WHAT THE TASK REQUIRES:
In your reply, repeat every entry exactly and skip over each picture.

--- START ---

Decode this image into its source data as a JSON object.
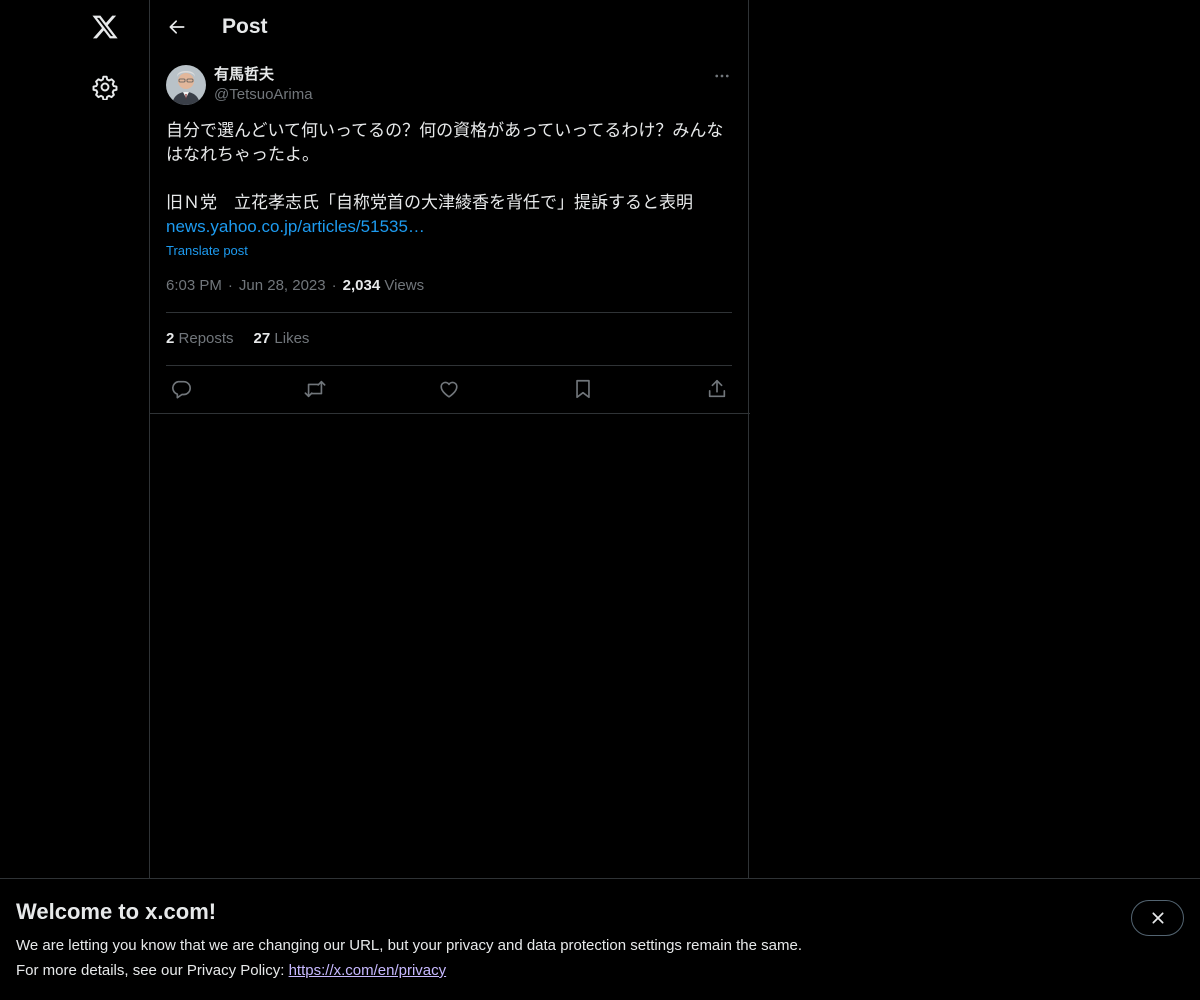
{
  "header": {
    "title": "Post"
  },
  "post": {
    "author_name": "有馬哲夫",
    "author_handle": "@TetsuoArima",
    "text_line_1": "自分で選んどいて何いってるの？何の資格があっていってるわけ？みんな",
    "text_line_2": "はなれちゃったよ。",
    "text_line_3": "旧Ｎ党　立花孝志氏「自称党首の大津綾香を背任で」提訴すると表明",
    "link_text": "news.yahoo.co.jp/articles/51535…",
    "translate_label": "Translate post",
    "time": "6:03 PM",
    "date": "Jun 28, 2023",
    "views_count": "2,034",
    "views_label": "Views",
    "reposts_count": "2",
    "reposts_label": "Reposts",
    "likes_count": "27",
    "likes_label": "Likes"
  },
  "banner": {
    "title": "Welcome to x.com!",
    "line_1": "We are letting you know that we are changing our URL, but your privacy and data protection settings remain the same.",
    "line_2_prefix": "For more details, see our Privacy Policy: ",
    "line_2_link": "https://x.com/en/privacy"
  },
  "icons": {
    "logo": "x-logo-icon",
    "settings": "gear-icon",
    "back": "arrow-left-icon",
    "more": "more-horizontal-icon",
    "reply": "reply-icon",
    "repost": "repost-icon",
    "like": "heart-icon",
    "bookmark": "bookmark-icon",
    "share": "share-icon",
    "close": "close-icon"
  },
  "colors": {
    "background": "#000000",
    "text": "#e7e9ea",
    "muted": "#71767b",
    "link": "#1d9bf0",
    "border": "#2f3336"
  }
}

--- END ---

SOLUTION:
Decode this image into its source data as a JSON object.
{
  "header": {
    "title": "Post"
  },
  "post": {
    "author_name": "有馬哲夫",
    "author_handle": "@TetsuoArima",
    "text_line_1": "自分で選んどいて何いってるの？何の資格があっていってるわけ？みんな",
    "text_line_2": "はなれちゃったよ。",
    "text_line_3": "旧Ｎ党　立花孝志氏「自称党首の大津綾香を背任で」提訴すると表明",
    "link_text": "news.yahoo.co.jp/articles/51535…",
    "translate_label": "Translate post",
    "time": "6:03 PM",
    "date": "Jun 28, 2023",
    "views_count": "2,034",
    "views_label": "Views",
    "reposts_count": "2",
    "reposts_label": "Reposts",
    "likes_count": "27",
    "likes_label": "Likes"
  },
  "banner": {
    "title": "Welcome to x.com!",
    "line_1": "We are letting you know that we are changing our URL, but your privacy and data protection settings remain the same.",
    "line_2_prefix": "For more details, see our Privacy Policy: ",
    "line_2_link": "https://x.com/en/privacy"
  },
  "icons": {
    "logo": "x-logo-icon",
    "settings": "gear-icon",
    "back": "arrow-left-icon",
    "more": "more-horizontal-icon",
    "reply": "reply-icon",
    "repost": "repost-icon",
    "like": "heart-icon",
    "bookmark": "bookmark-icon",
    "share": "share-icon",
    "close": "close-icon"
  },
  "colors": {
    "background": "#000000",
    "text": "#e7e9ea",
    "muted": "#71767b",
    "link": "#1d9bf0",
    "border": "#2f3336"
  }
}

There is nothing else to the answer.